Analytical products such as Tableau and Power BI ironically can’t visualize hard hitting insights in an advert so resort to gorgeous screenshots of perfectly designed visualizations based off of perfectly manicured data.
This then normalizes the notion that analytics are pretty. We have a saying at work 'people will believe wrong analytics that are pretty' and that's a big problem in a world where data literacy isn't quite there yet..
Data isn't uniform or easy to whip up into something sexy. A sexy dashboard shouldn't be what customers are envisioning when they ask for data.
Just like fast food offers instant satisfaction and convenience by way of a drive-through. Dashboards offer instant numbers on a web page in seconds.
However data is always more than what meets the eye. Every person is coming to the same dashboard for different reasons and yet the data in that dashboard was built for one specific reason. So it's not always a good situation to have this golden number so easy for people to get to.
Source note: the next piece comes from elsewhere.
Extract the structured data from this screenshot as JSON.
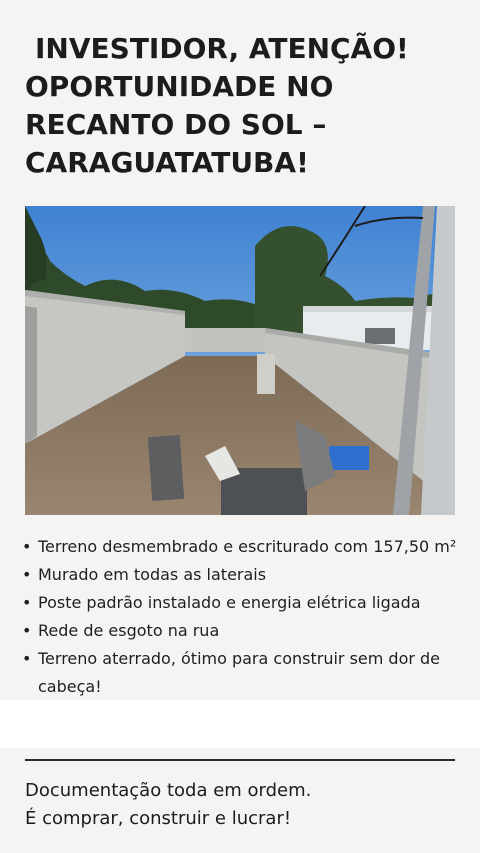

I like to think of data as an Iceberg, where you really need to delve beneath the surface to understand what what you are dealing with.
Jordan Morrow, Head of Data Literacy at Qlik, says "move past the observation and onto the insight."
With drive-through / drive-by dashboards it doesn't challenge anyone to stop and think about what that data represents. No one sits down at a dashboard and really pulls it apart, asks questions, or even arranges for it to be fact checked. It's something they glance at 3 minutes before a strategy meeting.
They are the empty calories of the insights world. If you only ever look at Dashboards you will never learn what's driving the data. Just like it's important that you make sure you are getting your nutritional needs met by real food, it's absolutely vital that you step away from what you are delivered and understand what makes up that data. Is it complete? How does it behave? What went into making this number?
Making numbers easy to access in handy dandy dashboards doesn't result in an increase in data literacy. Just like constant burgers don't meet your nutritional requirements. Teams need to understand what their nutritional (data) needs are, and work towards them, by familiarizing themselves with the reality of the underlying data. Once a team is familiar with how their data works then they can pull out meaningful insights.
I see this a lot in my job. People using a report thinking that it represents something it doesn't. A series of data sharing and Chinese Whispers results in a wrong understanding. It hearkens back to the drive-through issue, where the customer is convinced by the the number they see in front of them and they won't question it. In some cases I've seen customers claim that reports represented data it actively excluded or data that didn't exist in our systems.
If you eat fast food every night you'll arguably loose the ability to cook.
Dashboards are not the end of your journey to being Data fluent. It's great that companies are becoming more comfortable with data driven decision making but the drive needs to go further. It's like a muscle that will atrophy if you don't use it.